- Unanimous approval of last month’s meeting minutes
- The third reading and ratification of ordinance 2019-01 (the Town’s general budget)
- The third/final reading of ordinance 2019-02 (the Water and Sewer budget)
- Ordinance 2019-03 was read in title only for the second time. This measure authorizes TOSI to issue a bond “… to provide for the issuance and sale of not exceeding eight hundred thousand dollars Town of Sullivan’s Island, South Carolina, general obligation bonds, in one or more series; to prescribe the purposes for which the proceeds shall be expended, to provide for the payment thereof, and other matters relating thereto.”
- Sullivan’s is nearing completion of its state required “Comprehensive Plan,” (updates required every ten years) and Council acted to read it into the record in title only.
- Water and Sewer fees were increased for the year (Councilmember B. Smith chimed in to remind attendees the increase was less this year than last).
- The options for exerting more control of St. Patrick’s Day festivities seem to center on having vendors out by 6 p.m. Councilmember Chauncey Clark wants a chance to discuss the matter with the restaurant association before proceeding.
- The Town wants a cross walk(s) at station 21 and/or station 20.5. The South Carolina Department of Transportation (SCDOT) has specific requirements (e.g. sidewalk to sidewalk) the town doesn’t technically meet (e.g. sidewalk to dirt path), and negotiations are on-going.
- The Town wants more speed limit signs.
Town Administrator Andy Benke wondered aloud why Folly Beach has so many and Sullivan’s Island so few. Negotiations with SCDOT are on-going.
The tenth action item slowed proceedings down a bit. Councilmember Reese received bids from three contractors interested in beginning work on the Town’s transition zone. He wondered aloud if a special tax might be appropriate for the initial section slated for pruning, said he was opposed to the current plan, and said he wasn’t sure if he wanted to proceed.
Councilmember Church suggested it was time to move on after 4 years of effort, and glossed over the awkward moment by saying the prices were lower than she expected. Her comment on the effort received a tacit “second” from Mayor O’Neil, leaving Reese to detail the bids. Gibbs Landscaping was asking $47,800, HDR design wanted $66,000, and IPW needed $118,000 for the first section of the transition zone. Gibbs Landscaping won the job by a majority vote of Council.
The final action item for TOSI was officially promoting and recognizing “Carolina Day.” Fort Moultrie was built on June 28, 1776 of sand and palmetto logs by then Colonel William Moultrie. He fought a successful engagement with the British, which is also known as The Battle of Sullivan’s Island.
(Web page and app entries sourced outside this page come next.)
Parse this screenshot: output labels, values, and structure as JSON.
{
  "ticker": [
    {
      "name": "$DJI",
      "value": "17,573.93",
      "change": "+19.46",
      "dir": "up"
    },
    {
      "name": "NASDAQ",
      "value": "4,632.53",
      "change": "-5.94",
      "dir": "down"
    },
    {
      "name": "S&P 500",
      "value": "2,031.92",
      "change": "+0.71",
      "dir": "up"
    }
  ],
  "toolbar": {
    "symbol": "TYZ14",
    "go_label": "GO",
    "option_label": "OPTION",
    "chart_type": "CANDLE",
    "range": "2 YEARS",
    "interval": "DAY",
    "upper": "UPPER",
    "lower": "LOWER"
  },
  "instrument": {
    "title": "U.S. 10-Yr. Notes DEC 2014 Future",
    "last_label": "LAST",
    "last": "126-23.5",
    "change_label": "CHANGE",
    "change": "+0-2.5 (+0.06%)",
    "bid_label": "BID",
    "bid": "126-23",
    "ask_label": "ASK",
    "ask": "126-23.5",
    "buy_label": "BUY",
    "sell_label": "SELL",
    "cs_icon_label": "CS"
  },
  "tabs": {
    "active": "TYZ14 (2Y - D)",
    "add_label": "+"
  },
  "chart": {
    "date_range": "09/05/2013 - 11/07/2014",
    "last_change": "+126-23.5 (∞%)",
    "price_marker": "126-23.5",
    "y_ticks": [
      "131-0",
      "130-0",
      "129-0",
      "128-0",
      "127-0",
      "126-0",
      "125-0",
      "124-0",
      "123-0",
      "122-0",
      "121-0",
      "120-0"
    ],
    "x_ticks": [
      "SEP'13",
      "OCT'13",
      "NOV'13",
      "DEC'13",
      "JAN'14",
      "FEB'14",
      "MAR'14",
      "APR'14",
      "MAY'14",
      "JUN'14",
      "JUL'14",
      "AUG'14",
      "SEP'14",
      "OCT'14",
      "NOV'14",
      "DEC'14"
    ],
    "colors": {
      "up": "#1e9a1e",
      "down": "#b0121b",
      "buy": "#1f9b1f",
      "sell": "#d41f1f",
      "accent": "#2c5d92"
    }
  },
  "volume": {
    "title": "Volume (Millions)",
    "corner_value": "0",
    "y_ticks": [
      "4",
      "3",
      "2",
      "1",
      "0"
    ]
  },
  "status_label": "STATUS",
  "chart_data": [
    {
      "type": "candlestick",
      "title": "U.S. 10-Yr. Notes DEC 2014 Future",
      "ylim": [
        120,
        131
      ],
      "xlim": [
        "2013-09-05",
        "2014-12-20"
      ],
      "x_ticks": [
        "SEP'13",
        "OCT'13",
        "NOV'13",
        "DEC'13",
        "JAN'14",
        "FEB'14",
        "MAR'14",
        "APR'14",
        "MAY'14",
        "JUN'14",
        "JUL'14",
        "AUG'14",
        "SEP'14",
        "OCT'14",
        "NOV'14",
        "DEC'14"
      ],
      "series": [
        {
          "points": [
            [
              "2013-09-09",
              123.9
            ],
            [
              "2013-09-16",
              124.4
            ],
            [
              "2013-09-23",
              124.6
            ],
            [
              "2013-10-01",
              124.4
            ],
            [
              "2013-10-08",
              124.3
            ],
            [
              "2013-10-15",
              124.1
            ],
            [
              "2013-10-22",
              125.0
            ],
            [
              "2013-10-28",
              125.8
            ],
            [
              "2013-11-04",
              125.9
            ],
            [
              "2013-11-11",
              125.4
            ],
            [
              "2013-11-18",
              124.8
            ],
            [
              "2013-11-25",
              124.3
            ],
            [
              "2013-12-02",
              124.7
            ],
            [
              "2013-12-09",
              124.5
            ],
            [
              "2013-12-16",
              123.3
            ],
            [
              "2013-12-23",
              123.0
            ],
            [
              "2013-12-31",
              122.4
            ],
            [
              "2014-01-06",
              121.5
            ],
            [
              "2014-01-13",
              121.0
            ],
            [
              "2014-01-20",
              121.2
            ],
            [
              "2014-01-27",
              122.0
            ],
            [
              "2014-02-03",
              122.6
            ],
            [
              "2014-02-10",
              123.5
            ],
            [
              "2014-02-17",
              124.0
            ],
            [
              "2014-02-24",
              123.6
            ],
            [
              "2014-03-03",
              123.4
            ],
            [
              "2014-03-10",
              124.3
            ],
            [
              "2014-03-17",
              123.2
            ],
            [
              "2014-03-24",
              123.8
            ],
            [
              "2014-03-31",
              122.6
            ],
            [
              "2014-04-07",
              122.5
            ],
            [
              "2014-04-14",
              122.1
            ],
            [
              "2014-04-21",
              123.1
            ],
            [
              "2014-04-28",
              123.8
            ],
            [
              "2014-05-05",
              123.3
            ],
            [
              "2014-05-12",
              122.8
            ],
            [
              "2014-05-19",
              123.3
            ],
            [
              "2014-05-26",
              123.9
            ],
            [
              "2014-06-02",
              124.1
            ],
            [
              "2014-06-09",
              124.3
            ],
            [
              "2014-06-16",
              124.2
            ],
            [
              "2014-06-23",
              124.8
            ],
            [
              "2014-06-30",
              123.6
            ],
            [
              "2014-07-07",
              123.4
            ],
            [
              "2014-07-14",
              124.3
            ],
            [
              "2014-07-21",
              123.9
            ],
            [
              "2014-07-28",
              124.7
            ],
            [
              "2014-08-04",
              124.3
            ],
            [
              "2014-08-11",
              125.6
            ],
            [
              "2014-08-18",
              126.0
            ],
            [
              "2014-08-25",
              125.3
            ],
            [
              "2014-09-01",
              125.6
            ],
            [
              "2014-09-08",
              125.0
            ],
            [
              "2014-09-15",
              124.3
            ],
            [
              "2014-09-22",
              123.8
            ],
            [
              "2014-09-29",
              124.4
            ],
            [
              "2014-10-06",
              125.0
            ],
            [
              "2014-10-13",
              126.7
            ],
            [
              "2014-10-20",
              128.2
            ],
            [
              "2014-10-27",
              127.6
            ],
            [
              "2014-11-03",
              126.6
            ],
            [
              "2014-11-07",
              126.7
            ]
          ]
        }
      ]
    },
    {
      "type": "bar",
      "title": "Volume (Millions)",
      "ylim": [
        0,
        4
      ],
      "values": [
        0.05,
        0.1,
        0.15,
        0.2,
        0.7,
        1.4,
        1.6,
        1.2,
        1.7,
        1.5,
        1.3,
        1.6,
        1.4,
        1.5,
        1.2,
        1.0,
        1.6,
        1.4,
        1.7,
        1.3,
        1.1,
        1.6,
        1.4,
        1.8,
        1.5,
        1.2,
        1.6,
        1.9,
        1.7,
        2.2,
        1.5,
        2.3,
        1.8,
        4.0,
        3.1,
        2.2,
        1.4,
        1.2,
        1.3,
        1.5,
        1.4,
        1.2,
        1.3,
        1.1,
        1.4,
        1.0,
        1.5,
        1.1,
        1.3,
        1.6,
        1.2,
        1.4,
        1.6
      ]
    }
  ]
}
Town Administrator Andy Benke had some good news in his report. The figures TOSI used to budget for 2020 salary increases dropped significantly after the town’s budget was complete. Consequently, even if TOSI raises staff salaries beyond what was planned, there will be a $15,000 windfall the Town’s balanced budget ordinance requires be spent “…on boardwalks,” Benke shrugged. He also mentioned the Town’s water tower was getting a fresh coat of paint.
Just as a reminder, there are a number of openings on the Town’s boards and commissions, with terms starting in September.
Current openings include;
- Three seats available on the planning commission
- Two seats on the board of zoning appeals
- Two seats on the tree commission
- Three seats on the design review board
- A seat on the election commission with an unlimited term
The Town’s attorney made a motion for another fee simple title for the owners of 1118 Osceola Ave. which passed unanimously.
A new Council seated with accompanying changes to committee assignments made for a spartan set of committee reports. There being no further business, the meeting was adjourned for an executive session to discuss salaries.